Geotagging proving fatal for endangered rhinos
posted Wednesday, May 7, 2014 at 10:07 AM EDT
Rhino populations in Africa -- especially the black rhino -- are still critically endangered despite ongoing conservation efforts and positive population growth in the past several decades. Rhino horn is still in demand across the world, with poachers going to extreme lengths to locate and track their next kill.
With the increasing regularity and integration of GPS technology into our everyday devices -- from cellphones to DSLRs -- comes a dramatic tradeoff to the well-being of African rhinos. The Sunday Times reported in a interview back in 2012 that rhino poachers have taken to social media feeds seeking out geotagged images that unwittingly relay the exact location of these elusive mammals. Marc Reading, a South African national park representative, explained that these poachers are even going so far as to send mock tourists into safari parks for the purpose of covertly conducting this 'geo reconnaissance.'
“The exact co-ordinates are attached to the picture, allowing poachers to come in after dark and track the animal, ” Reading said.
This is a quintessentially 21st century photo pic.twitter.com/rXvB12xMm6— Tim Bennett (@flashman) May 5, 2014
Jacques Flamand of World Wildlife Federation South Africa is an outspoken conservationist and proponent of rhino repopulation efforts. “Black rhino, and rhinos generally, are under huge pressure. If they don’t have champions, they’re doomed to disappear,” Flamand said.

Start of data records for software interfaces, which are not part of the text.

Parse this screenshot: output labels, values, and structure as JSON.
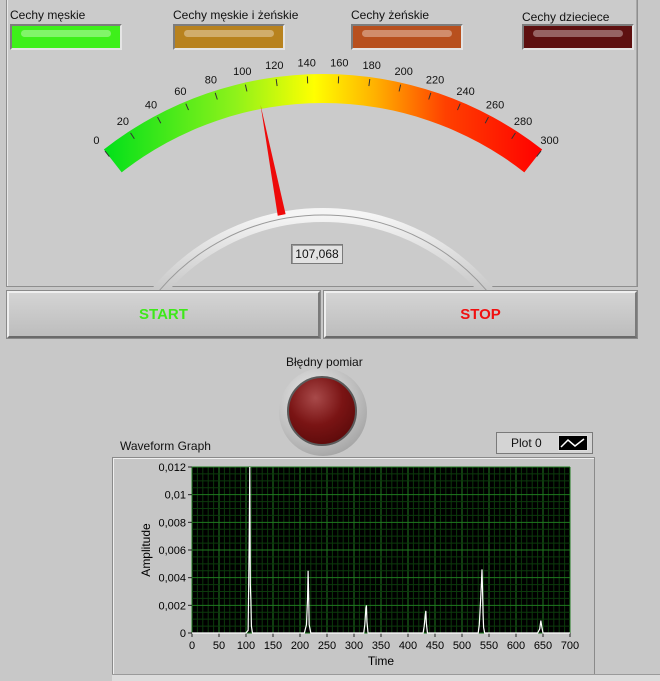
{
  "indicators": [
    {
      "label": "Cechy męskie",
      "color": "#3ef01a"
    },
    {
      "label": "Cechy męskie i żeńskie",
      "color": "#b8821e"
    },
    {
      "label": "Cechy żeńskie",
      "color": "#b8501e"
    },
    {
      "label": "Cechy dzieciece",
      "color": "#5e1010"
    }
  ],
  "gauge": {
    "min": 0,
    "max": 300,
    "ticks": [
      "0",
      "20",
      "40",
      "60",
      "80",
      "100",
      "120",
      "140",
      "160",
      "180",
      "200",
      "220",
      "240",
      "260",
      "280",
      "300"
    ],
    "value": 107.068,
    "value_display": "107,068"
  },
  "buttons": {
    "start_label": "START",
    "start_color": "#3ee81a",
    "stop_label": "STOP",
    "stop_color": "#f01010"
  },
  "led": {
    "label": "Błędny pomiar",
    "color": "#7a1414"
  },
  "waveform": {
    "title": "Waveform Graph",
    "legend_label": "Plot 0"
  },
  "chart_data": {
    "type": "line",
    "title": "Waveform Graph",
    "xlabel": "Time",
    "ylabel": "Amplitude",
    "xlim": [
      0,
      700
    ],
    "ylim": [
      0,
      0.012
    ],
    "x_ticks": [
      "0",
      "50",
      "100",
      "150",
      "200",
      "250",
      "300",
      "350",
      "400",
      "450",
      "500",
      "550",
      "600",
      "650",
      "700"
    ],
    "y_ticks": [
      "0",
      "0,002",
      "0,004",
      "0,006",
      "0,008",
      "0,01",
      "0,012"
    ],
    "grid": true,
    "series": [
      {
        "name": "Plot 0",
        "x": [
          0,
          100,
          104,
          106,
          107,
          108,
          109,
          110,
          112,
          115,
          208,
          212,
          214,
          215,
          216,
          217,
          220,
          318,
          320,
          322,
          323,
          324,
          326,
          428,
          430,
          432,
          433,
          434,
          436,
          530,
          532,
          534,
          536,
          537,
          538,
          539,
          540,
          542,
          544,
          640,
          644,
          646,
          648,
          650,
          700
        ],
        "y": [
          0,
          0,
          0.0002,
          0.007,
          0.012,
          0.0035,
          0.0024,
          0.0005,
          0,
          0,
          0,
          0.0006,
          0.0025,
          0.0045,
          0.0028,
          0.0006,
          0,
          0,
          0.0006,
          0.0018,
          0.002,
          0.0008,
          0,
          0,
          0.0005,
          0.0013,
          0.0016,
          0.0007,
          0,
          0,
          0.0006,
          0.002,
          0.0036,
          0.0046,
          0.0032,
          0.0014,
          0.0004,
          0,
          0,
          0,
          0.0003,
          0.0009,
          0.0004,
          0,
          0
        ]
      }
    ]
  }
}
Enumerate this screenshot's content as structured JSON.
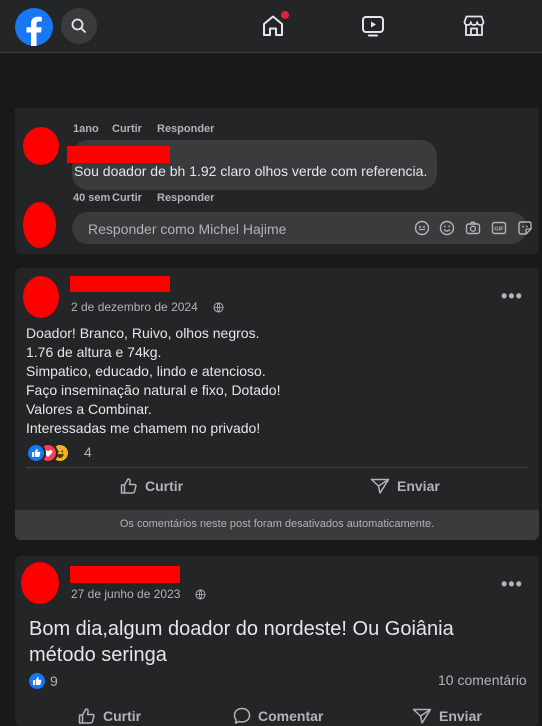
{
  "nav": {
    "logo": "facebook-logo",
    "icons": [
      "search-icon",
      "home-icon",
      "watch-icon",
      "marketplace-icon"
    ],
    "home_has_notification": true,
    "colors": {
      "brand": "#1877f2",
      "notification": "#e41e3f",
      "redaction": "#ff0000"
    }
  },
  "comments": {
    "first": {
      "age": "1ano",
      "like": "Curtir",
      "reply": "Responder"
    },
    "second": {
      "text": "Sou doador de bh 1.92 claro olhos verde com referencia.",
      "age": "40 sem",
      "like": "Curtir",
      "reply": "Responder"
    },
    "reply_placeholder": "Responder como Michel Hajime",
    "reply_icons": [
      "avatar-sticker-icon",
      "emoji-icon",
      "camera-icon",
      "gif-icon",
      "sticker-icon"
    ]
  },
  "post1": {
    "date": "2 de dezembro de 2024",
    "more": "•••",
    "lines": [
      "Doador! Branco, Ruivo, olhos negros.",
      "1.76 de altura e 74kg.",
      "Simpatico, educado, lindo e atencioso.",
      "Faço inseminação natural e fixo, Dotado!",
      "Valores a Combinar.",
      "Interessadas me chamem no privado!"
    ],
    "reactions": [
      "like",
      "love",
      "haha"
    ],
    "reaction_count": "4",
    "like_label": "Curtir",
    "send_label": "Enviar",
    "comments_disabled": "Os comentários neste post foram desativados automaticamente."
  },
  "post2": {
    "date": "27 de junho de 2023",
    "more": "•••",
    "lines": [
      "Bom dia,algum doador do nordeste! Ou Goiânia",
      "método seringa"
    ],
    "reactions": [
      "like"
    ],
    "reaction_count": "9",
    "comment_count": "10 comentário",
    "like_label": "Curtir",
    "comment_label": "Comentar",
    "send_label": "Enviar"
  }
}
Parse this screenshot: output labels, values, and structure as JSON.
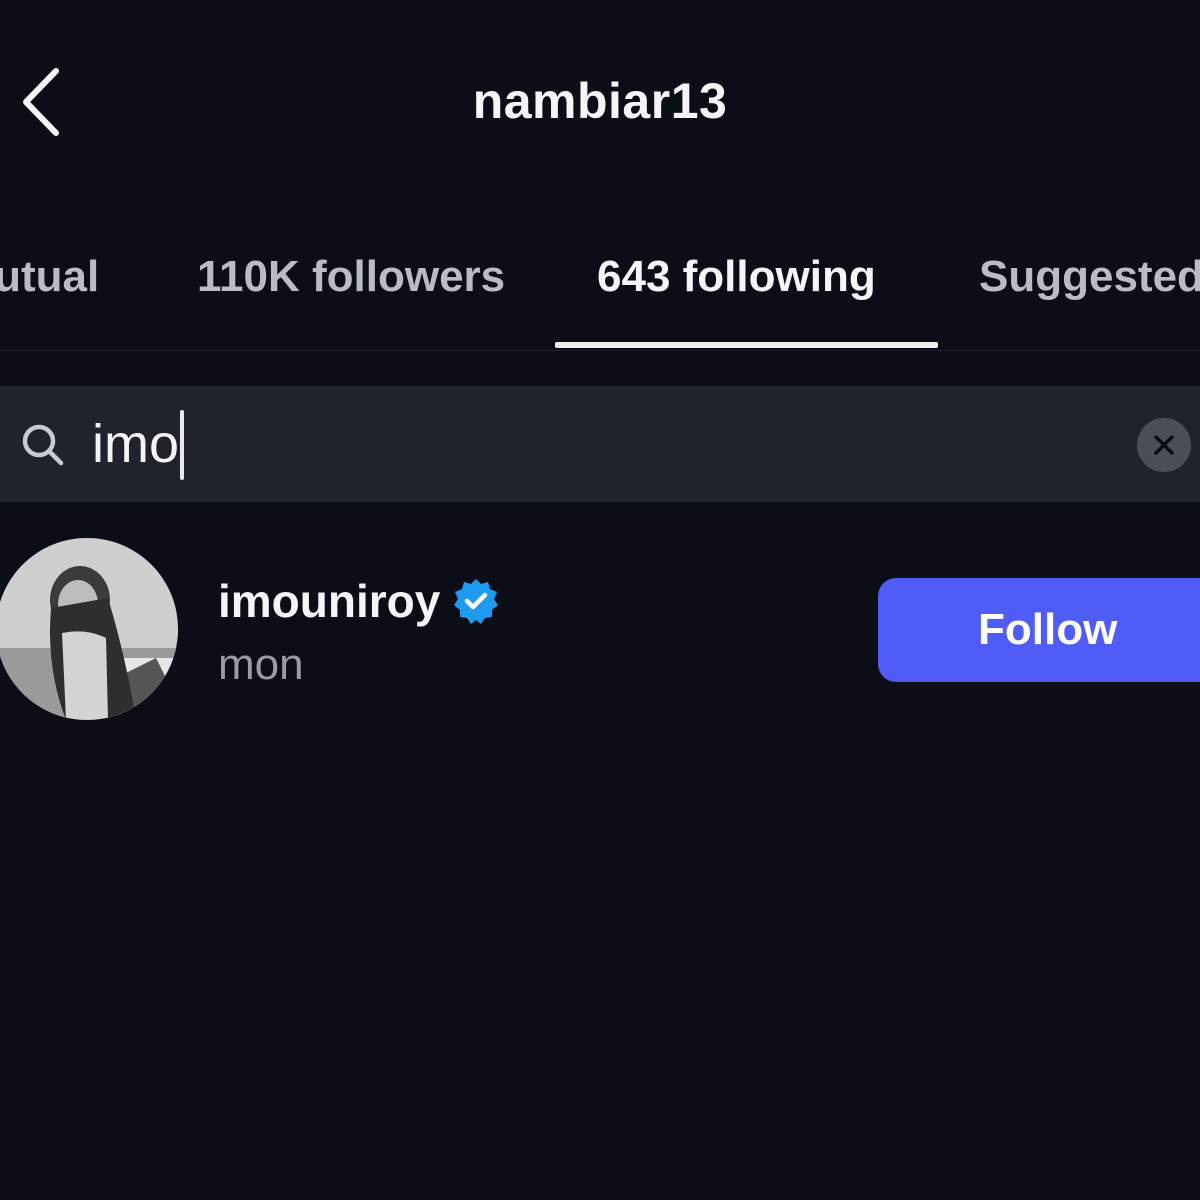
{
  "header": {
    "title": "nambiar13",
    "back_icon": "chevron-left-icon"
  },
  "tabs": [
    {
      "label": "mutual",
      "active": false
    },
    {
      "label": "110K followers",
      "active": false
    },
    {
      "label": "643 following",
      "active": true
    },
    {
      "label": "Suggested",
      "active": false
    }
  ],
  "search": {
    "value": "imo",
    "search_icon": "search-icon",
    "clear_icon": "clear-icon"
  },
  "results": [
    {
      "username": "imouniroy",
      "verified": true,
      "full_name": "mon",
      "action_label": "Follow"
    }
  ],
  "colors": {
    "background": "#0b0e16",
    "search_bg": "#1f232c",
    "follow_button": "#4f5cf6",
    "verified_badge": "#1d9bf0"
  }
}
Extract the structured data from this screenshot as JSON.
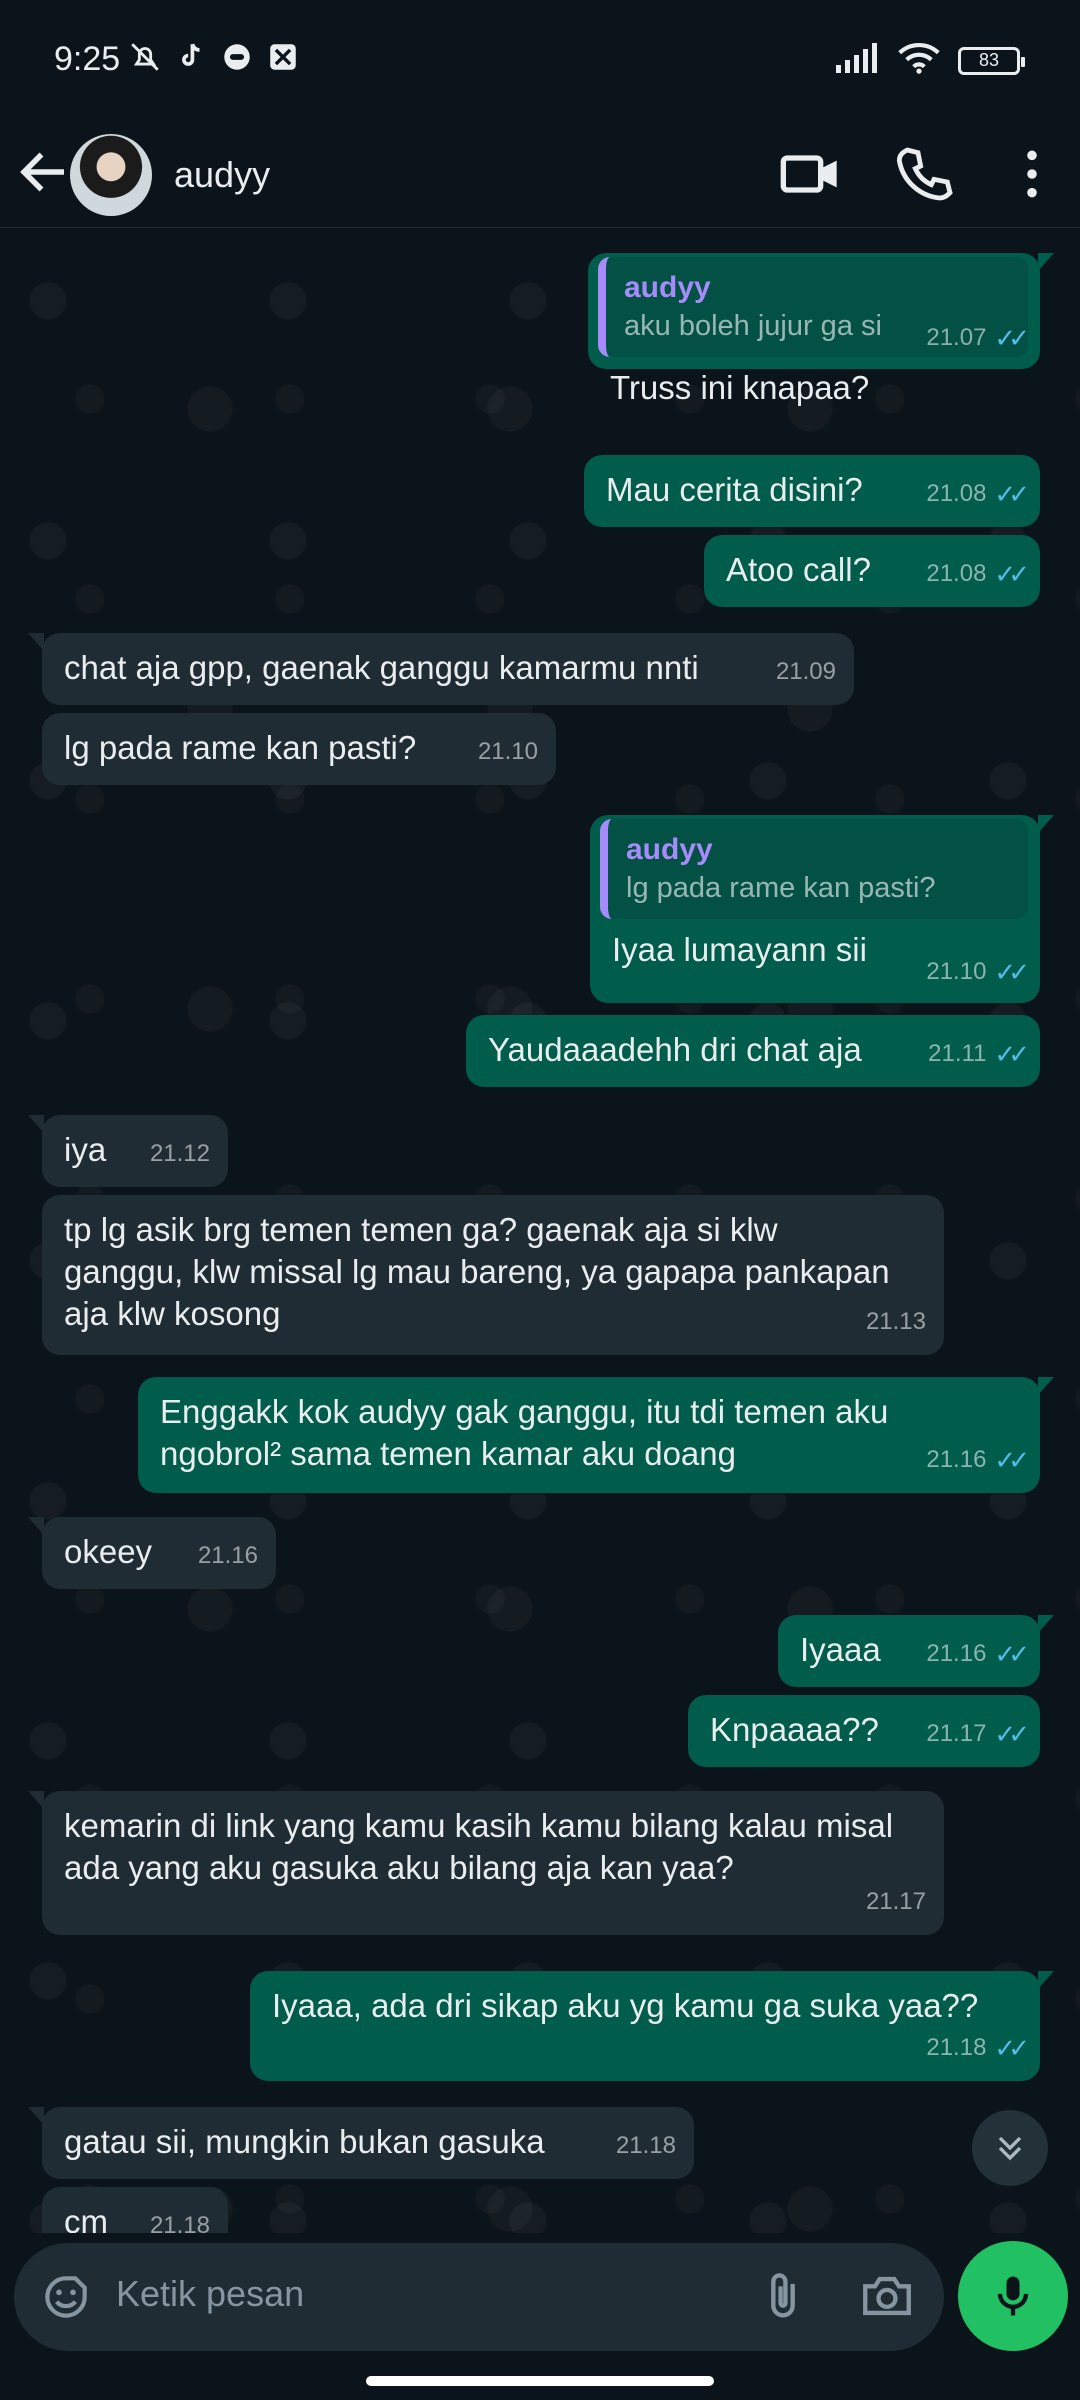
{
  "status_bar": {
    "time": "9:25",
    "battery": "83"
  },
  "header": {
    "contact_name": "audyy"
  },
  "messages": [
    {
      "dir": "out",
      "quote_name": "audyy",
      "quote_text": "aku boleh jujur ga si",
      "text": "Truss ini knapaa?",
      "time": "21.07"
    },
    {
      "dir": "out",
      "text": "Mau cerita disini?",
      "time": "21.08"
    },
    {
      "dir": "out",
      "text": "Atoo call?",
      "time": "21.08"
    },
    {
      "dir": "in",
      "text": "chat aja gpp, gaenak ganggu kamarmu nnti",
      "time": "21.09"
    },
    {
      "dir": "in",
      "text": "lg pada rame kan pasti?",
      "time": "21.10"
    },
    {
      "dir": "out",
      "quote_name": "audyy",
      "quote_text": "lg pada rame kan pasti?",
      "text": "Iyaa lumayann sii",
      "time": "21.10"
    },
    {
      "dir": "out",
      "text": "Yaudaaadehh dri chat aja",
      "time": "21.11"
    },
    {
      "dir": "in",
      "text": "iya",
      "time": "21.12"
    },
    {
      "dir": "in",
      "text": "tp lg asik brg temen temen ga? gaenak aja si klw ganggu, klw missal lg mau bareng, ya gapapa pankapan aja klw kosong",
      "time": "21.13"
    },
    {
      "dir": "out",
      "text": "Enggakk kok audyy gak ganggu, itu tdi temen aku ngobrol² sama temen kamar aku doang",
      "time": "21.16"
    },
    {
      "dir": "in",
      "text": "okeey",
      "time": "21.16"
    },
    {
      "dir": "out",
      "text": "Iyaaa",
      "time": "21.16"
    },
    {
      "dir": "out",
      "text": "Knpaaaa??",
      "time": "21.17"
    },
    {
      "dir": "in",
      "text": "kemarin di link yang kamu kasih kamu bilang kalau misal ada yang aku gasuka aku bilang aja kan yaa?",
      "time": "21.17"
    },
    {
      "dir": "out",
      "text": "Iyaaa, ada dri sikap aku yg kamu ga suka yaa??",
      "time": "21.18"
    },
    {
      "dir": "in",
      "text": "gatau sii, mungkin bukan gasuka",
      "time": "21.18"
    },
    {
      "dir": "in",
      "text": "cm",
      "time": "21.18"
    }
  ],
  "composer": {
    "placeholder": "Ketik pesan"
  },
  "colors": {
    "incoming": "#202c33",
    "outgoing": "#005c4b",
    "read_ticks": "#53bdeb",
    "mic": "#21c063"
  },
  "icons": [
    "back-arrow-icon",
    "video-call-icon",
    "voice-call-icon",
    "more-menu-icon",
    "emoji-icon",
    "attach-icon",
    "camera-icon",
    "mic-icon",
    "scroll-down-icon"
  ]
}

As casual observers and unofficial news reporters of tomorrow, it is up to us to be responsible for the potential ways in which our media may or may not be utilized. Disabling or removing the GPS data on our cameras and smartphones when shooting sensitive and endangered subjects is one such consideration to make, and is a step in the right direction!